Start of Material shown

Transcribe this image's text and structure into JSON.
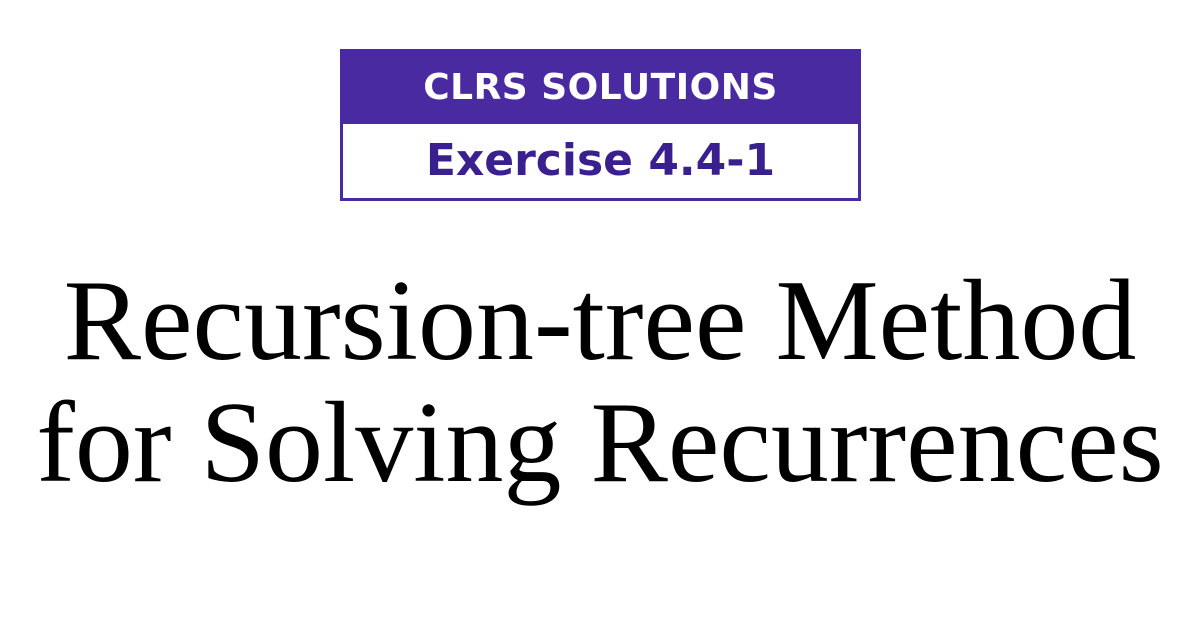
{
  "badge": {
    "header": "CLRS SOLUTIONS",
    "exercise": "Exercise 4.4-1",
    "colors": {
      "accent": "#4a2aa0",
      "exercise_text": "#3a1f8f"
    }
  },
  "title": {
    "line1": "Recursion-tree Method",
    "line2": "for Solving Recurrences"
  }
}
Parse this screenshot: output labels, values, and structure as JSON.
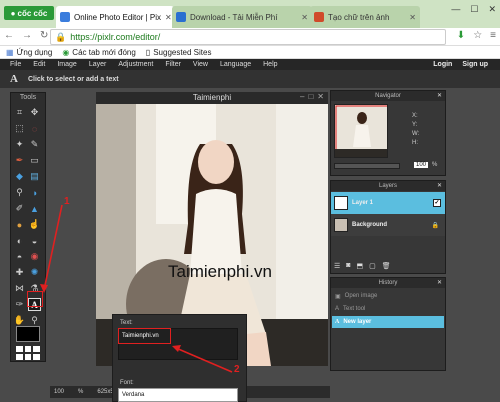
{
  "browser": {
    "logo": "cốc cốc",
    "tabs": [
      {
        "title": "Online Photo Editor | Pix"
      },
      {
        "title": "Download - Tải Miễn Phí"
      },
      {
        "title": "Tạo chữ trên ảnh"
      }
    ],
    "url": "https://pixlr.com/editor/",
    "bookmarks": [
      "Ứng dụng",
      "Các tab mới đóng",
      "Suggested Sites"
    ]
  },
  "editor": {
    "menu": [
      "File",
      "Edit",
      "Image",
      "Layer",
      "Adjustment",
      "Filter",
      "View",
      "Language",
      "Help"
    ],
    "account": {
      "login": "Login",
      "signup": "Sign up"
    },
    "option_hint": "Click to select or add a text",
    "tools_title": "Tools",
    "canvas": {
      "title": "Taimienphi",
      "overlay_text": "Taimienphi.vn"
    },
    "status": {
      "zoom": "100",
      "percent": "%",
      "size": "625x567 px"
    },
    "text_dialog": {
      "text_label": "Text:",
      "text_value": "Taimienphi.vn",
      "font_label": "Font:",
      "font_value": "Verdana"
    },
    "navigator": {
      "title": "Navigator",
      "x_label": "X:",
      "y_label": "Y:",
      "w_label": "W:",
      "h_label": "H:",
      "zoom": "100",
      "percent": "%"
    },
    "layers": {
      "title": "Layers",
      "items": [
        {
          "name": "Layer 1"
        },
        {
          "name": "Background"
        }
      ]
    },
    "history": {
      "title": "History",
      "items": [
        "Open image",
        "Text tool",
        "New layer"
      ]
    }
  },
  "annotations": {
    "step1": "1",
    "step2": "2"
  },
  "colors": {
    "accent": "#5bbedf",
    "annotation": "#e02020",
    "browser_green": "#2b9a38"
  }
}
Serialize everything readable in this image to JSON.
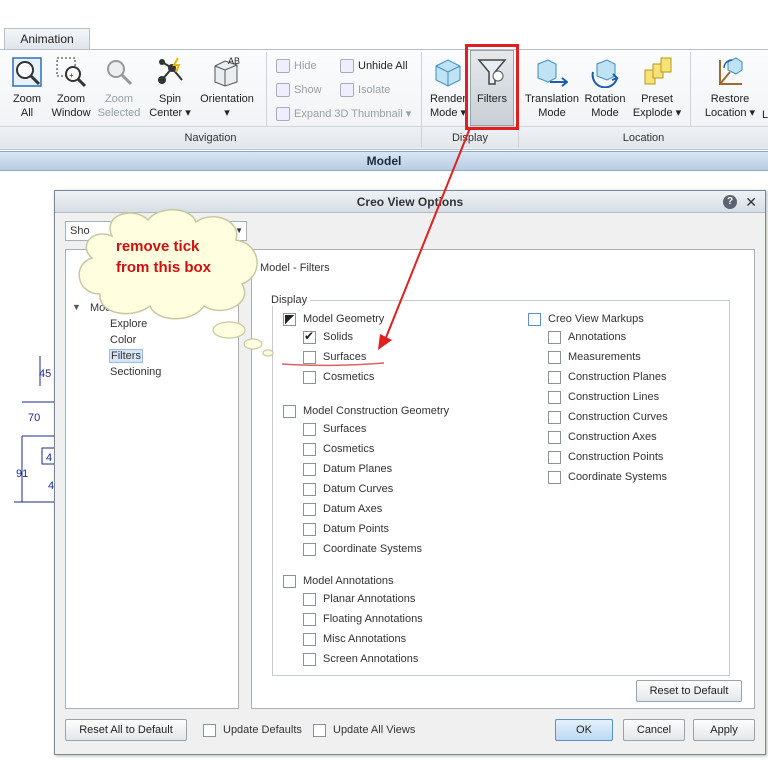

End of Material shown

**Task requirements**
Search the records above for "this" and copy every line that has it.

**Your response**
Transcribe this image's text and structure into JSON.
Parse this screenshot: output labels, values, and structure as JSON.
Serialize everything readable in this image to JSON.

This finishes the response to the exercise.